The production takes off with breathtaking urgency in the second half, both musically and dramatically. There are more lively ensembles and fewer somber soliloquies; the three suitors in particular, played by Jaco Huijpen, Christopher Gillett, and Brian Asawa, considerably enliven the action. In a stunningly theatrical moment, an eagle (played here by a huge live falcon) swoops through the hall, putting an end to their plotting. The staging of Ulisse's killing of the suitors is also highly effective. The dénouement of the opera, from that point until Penelope's belated recognition of her husband, reveals Monteverdi at his most brilliant as a musical dramatist.
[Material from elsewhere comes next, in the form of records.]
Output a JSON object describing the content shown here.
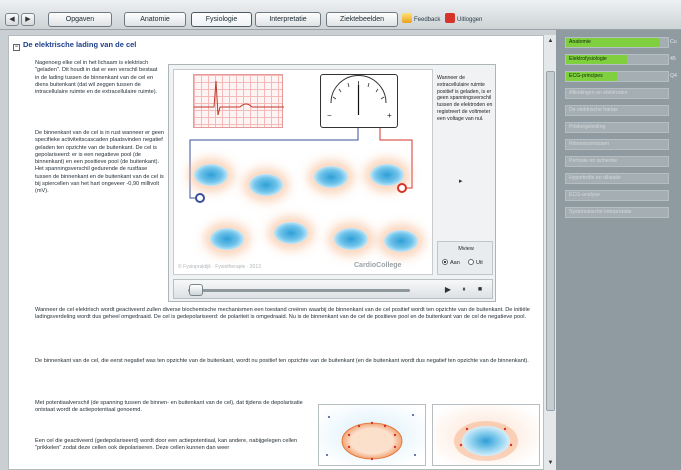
{
  "toolbar": {
    "back": "◀",
    "forward": "▶",
    "tabs": [
      "Opgaven",
      "Anatomie",
      "Fysiologie",
      "Interpretatie",
      "Ziektebeelden"
    ],
    "feedback": "Feedback",
    "exit": "Uitloggen"
  },
  "main": {
    "title": "De elektrische lading van de cel",
    "collapse": "−",
    "intro": "Nagenoeg elke cel in het lichaam is elektrisch \"geladen\". Dit houdt in dat er een verschil bestaat in de lading tussen de binnenkant van de cel en diens buitenkant (dat wil zeggen tussen de intracellulaire ruimte en de extracellulaire ruimte).",
    "rest": "De binnenkant van de cel is in rust wanneer er geen specifieke activiteitscascaden plaatsvinden negatief geladen ten opzichte van de buitenkant. De cel is gepolariseerd: er is een negatieve pool (de binnenkant) en een positieve pool (de buitenkant). Het spanningsverschil gedurende de rustfase tussen de binnenkant en de buitenkant van de cel is bij spiercellen van het hart ongeveer -0,90 millivolt (mV).",
    "depol1": "Wanneer de cel elektrisch wordt geactiveerd zullen diverse biochemische mechanismen een toestand creëren waarbij de binnenkant van de cel positief wordt ten opzichte van de buitenkant. De initiële ladingsverdeling wordt dus geheel omgedraaid. De cel is gedepolariseerd: de polariteit is omgedraaid. Nu is de binnenkant van de cel de positieve pool en de buitenkant van de cel de negatieve pool.",
    "depol2": "De binnenkant van de cel, die eerst negatief was ten opzichte van de buitenkant, wordt nu positief ten opzichte van de buitenkant (en de buitenkant wordt dus negatief ten opzichte van de binnenkant).",
    "ap1": "Met potentiaalverschil (de spanning tussen de binnen- en buitenkant van de cel), dat tijdens de depolarisatie ontstaat wordt de actiepotentiaal genoemd.",
    "ap2": "Een cel die geactiveerd (gedepolariseerd) wordt door een actiepotentiaal, kan andere, nabijgelegen cellen \"prikkelen\" zodat deze cellen ook depolariseren. Deze cellen kunnen dan weer"
  },
  "animation": {
    "side_text": "Wanneer de extracellulaire ruimte positief is geladen, is er geen spanningsverschil tussen de elektroden en registreert de voltmeter een voltage van nul.",
    "meter_minus": "−",
    "meter_plus": "+",
    "watermark": "© Fysiopraktijk · Fysiotherapie · 2013",
    "brand": "CardioCollege",
    "next": "▸",
    "mview": "Mview",
    "radio_on": "Aan",
    "radio_off": "Uit",
    "play": "▶",
    "pause": "⏸",
    "stop": "■",
    "progress_fraction": 0.03
  },
  "right": {
    "items": [
      {
        "label": "Anatomie",
        "cut": "Cu",
        "progress": 0.92
      },
      {
        "label": "Elektrofysiologie",
        "cut": "45",
        "progress": 0.6
      },
      {
        "label": "ECG-principes",
        "cut": "Q4",
        "progress": 0.5
      },
      {
        "label": "Afleidingen en elektroden",
        "cut": "",
        "progress": 0
      },
      {
        "label": "De elektrische hartas",
        "cut": "",
        "progress": 0
      },
      {
        "label": "Prikkelgeleiding",
        "cut": "",
        "progress": 0
      },
      {
        "label": "Ritmestoornissen",
        "cut": "",
        "progress": 0
      },
      {
        "label": "Perfusie en ischemie",
        "cut": "",
        "progress": 0
      },
      {
        "label": "Hypertrofie en dilatatie",
        "cut": "",
        "progress": 0
      },
      {
        "label": "ECG-analyse",
        "cut": "",
        "progress": 0
      },
      {
        "label": "Systematische interpretatie",
        "cut": "",
        "progress": 0
      }
    ]
  },
  "colors": {
    "accent_green": "#7fcf3e",
    "title_blue": "#1d3f8a",
    "electrode_negative": "#3a4f9c",
    "electrode_positive": "#d6342b"
  }
}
After the slaughter of his patrons, Iro, who has been portrayed as a buffoon throughout, is given a scene of Shakespearean power, and Alexander Oliver's painfully exposed expression of loss and fear is shattering in its intensity. In a miracle of musical and dramatic transformation, Monteverdi turns his most disagreeable and loutish character into a subject whose humanity demands the audience's sympathy. Transformation is the key to the opera's closing. Ulisse comes to Penelope in the final scene, no longer an aged beggar, or even a hero beleaguered by 10 years of misfortune, but as a king, confident that his wife will eventually recognize him. The change is magical when she finally does; when Penelope smiles and weeps tears of happiness, 10 years of grief drop off her face. The lover's reunion is perhaps the most profoundly intimate moment in any of Monteverdi's operas.
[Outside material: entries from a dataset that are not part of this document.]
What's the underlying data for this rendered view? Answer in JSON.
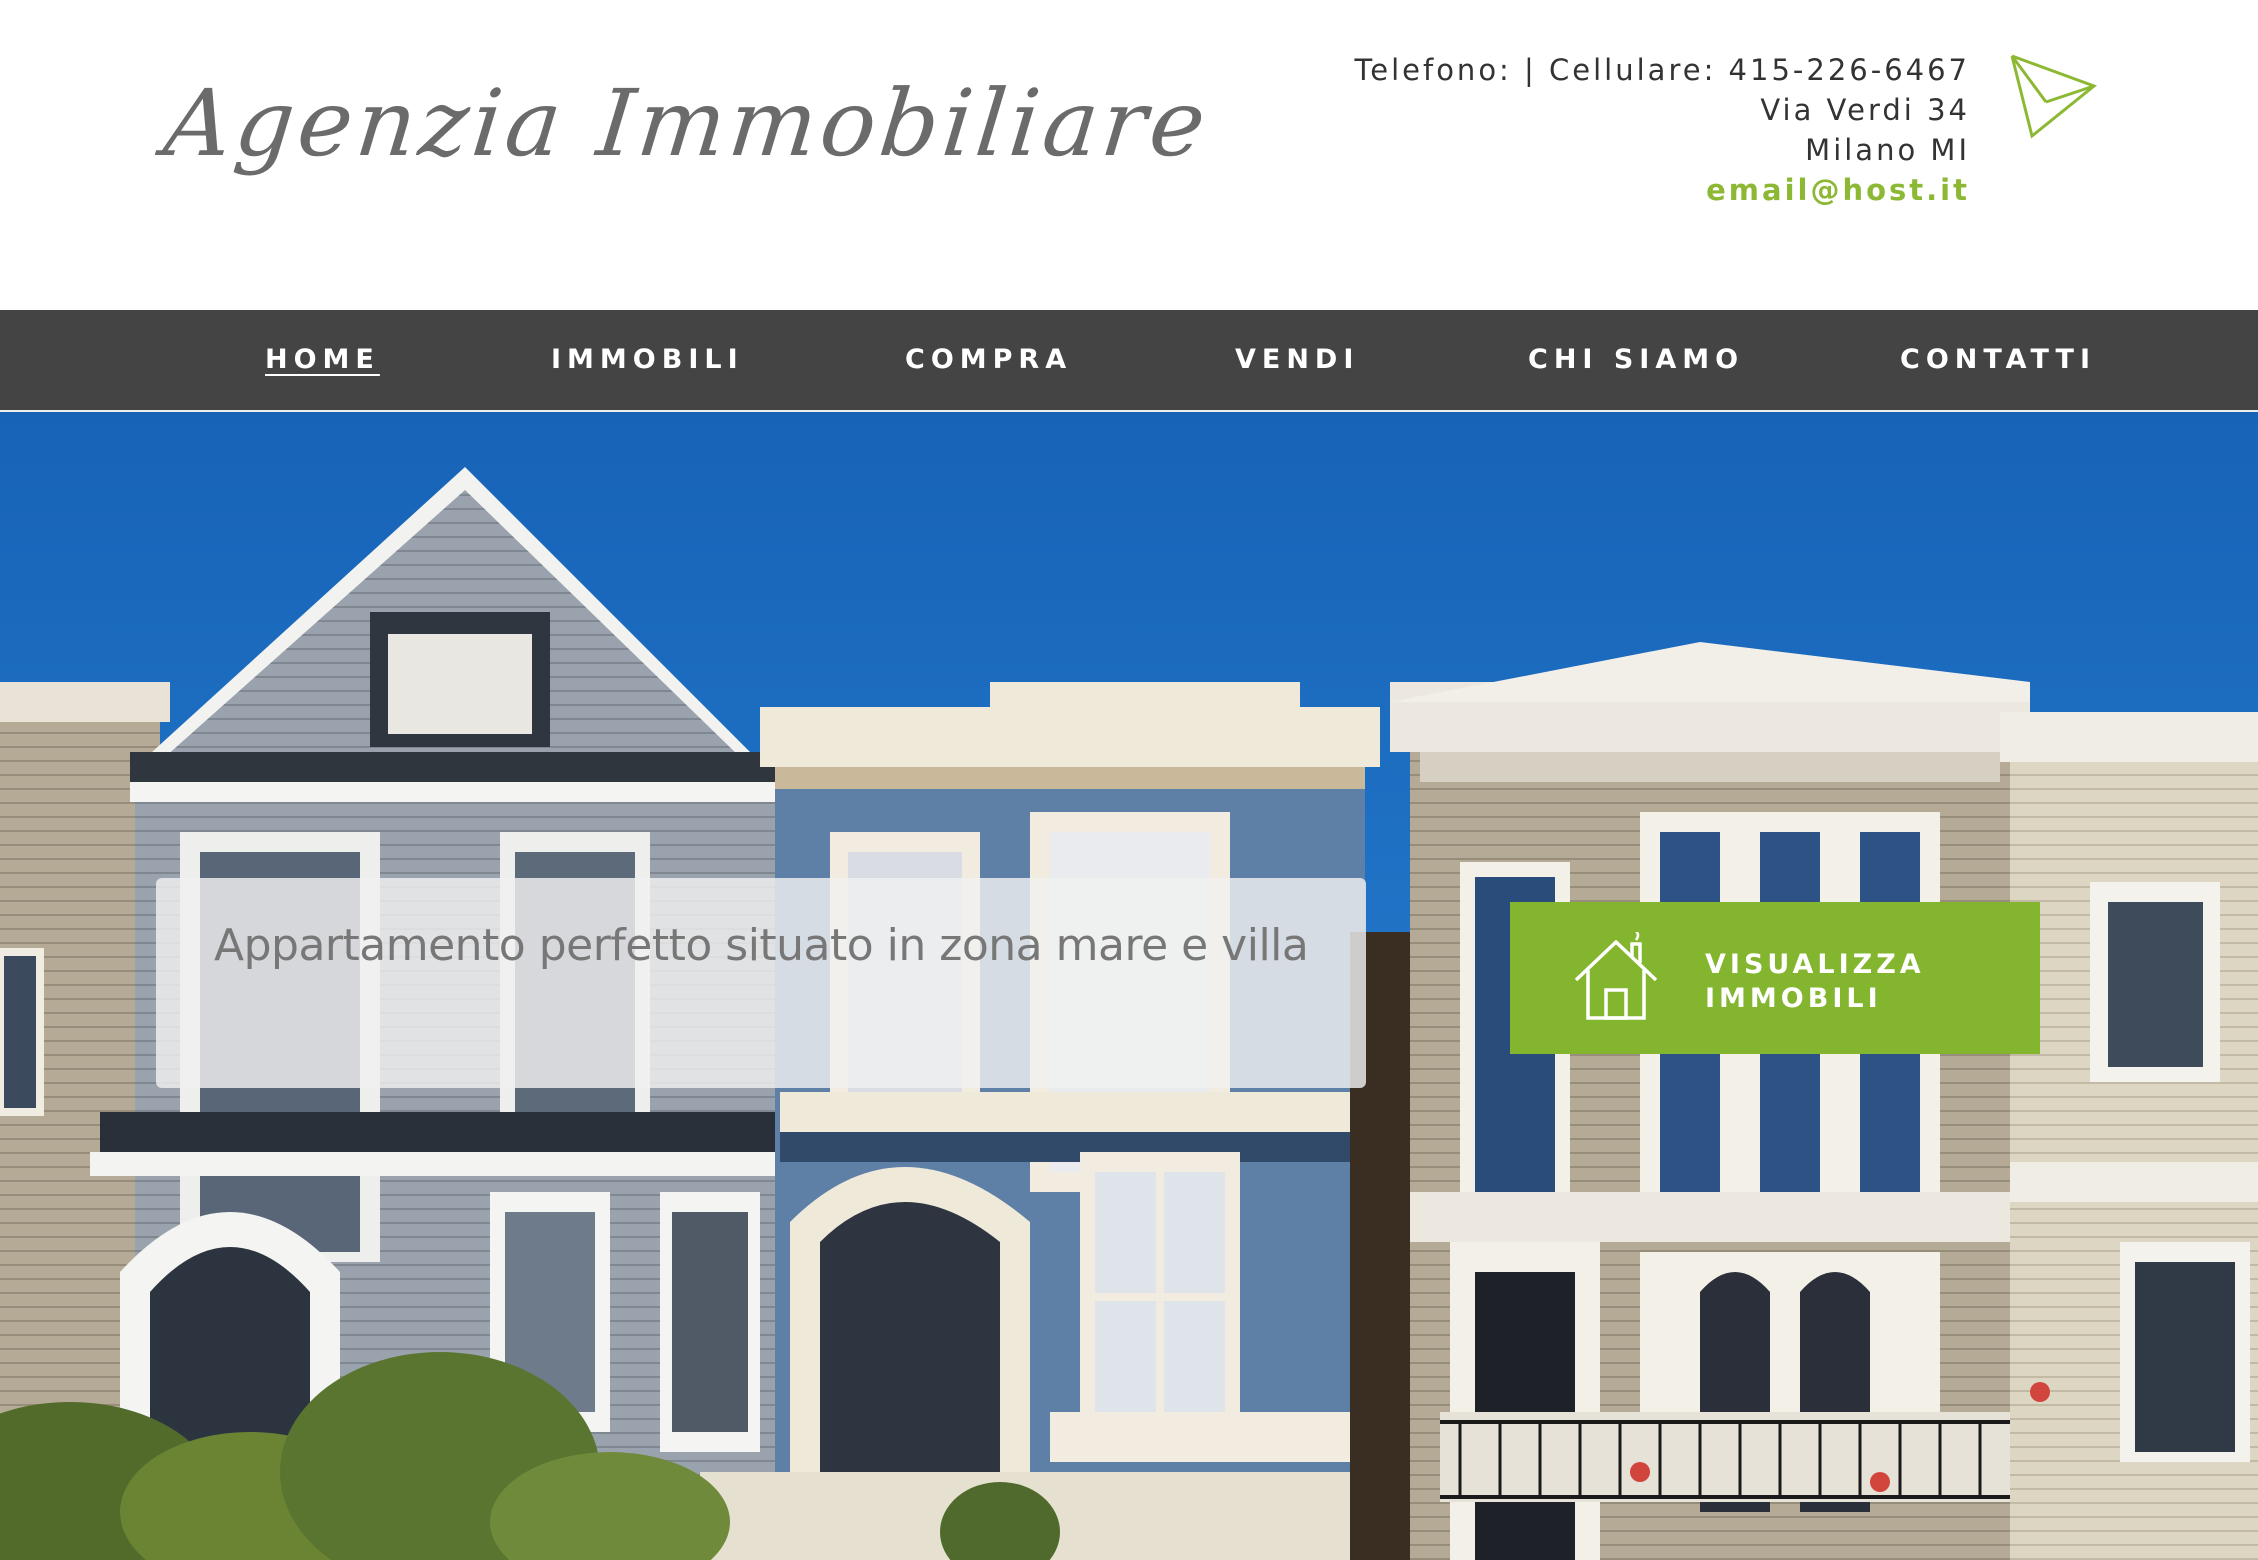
{
  "header": {
    "logo": "Agenzia Immobiliare",
    "phone_line": "Telefono: |  Cellulare: 415-226-6467",
    "address_street": "Via Verdi 34",
    "address_city": "Milano MI",
    "email": "email@host.it"
  },
  "nav": {
    "items": [
      {
        "label": "HOME"
      },
      {
        "label": "IMMOBILI"
      },
      {
        "label": "COMPRA"
      },
      {
        "label": "VENDI"
      },
      {
        "label": "CHI SIAMO"
      },
      {
        "label": "CONTATTI"
      }
    ],
    "active_index": 0
  },
  "hero": {
    "tagline": "Appartamento perfetto situato in zona mare e villa",
    "cta": {
      "line1": "VISUALIZZA",
      "line2": "IMMOBILI",
      "icon": "house-icon"
    }
  },
  "colors": {
    "accent": "#84b52f",
    "nav_background": "#444444",
    "logo_text": "#6b6b6b",
    "sky": "#1a6fc4"
  }
}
The singers are uniformly superb; in addition to the psychological depth they bring to the characterizations, they perform with gorgeously full tone and absolute technical assurance. The unnamed Baroque ensemble, conducted with zeal by Glen Wilson, tends to be somewhat pallid and lacking in textural variety. Wilson defends the decision to use a small and largely homogenous ensemble as authentic performance practice, but Christophe Rousset, leading Les Talens Lyriques in the series' L'incoronazione di Poppea, achieves a much more colorful and varied accompaniment with just a few more instruments. This outstanding DVD should be of strong interest to any fans of Monteverdi and of Baroque opera.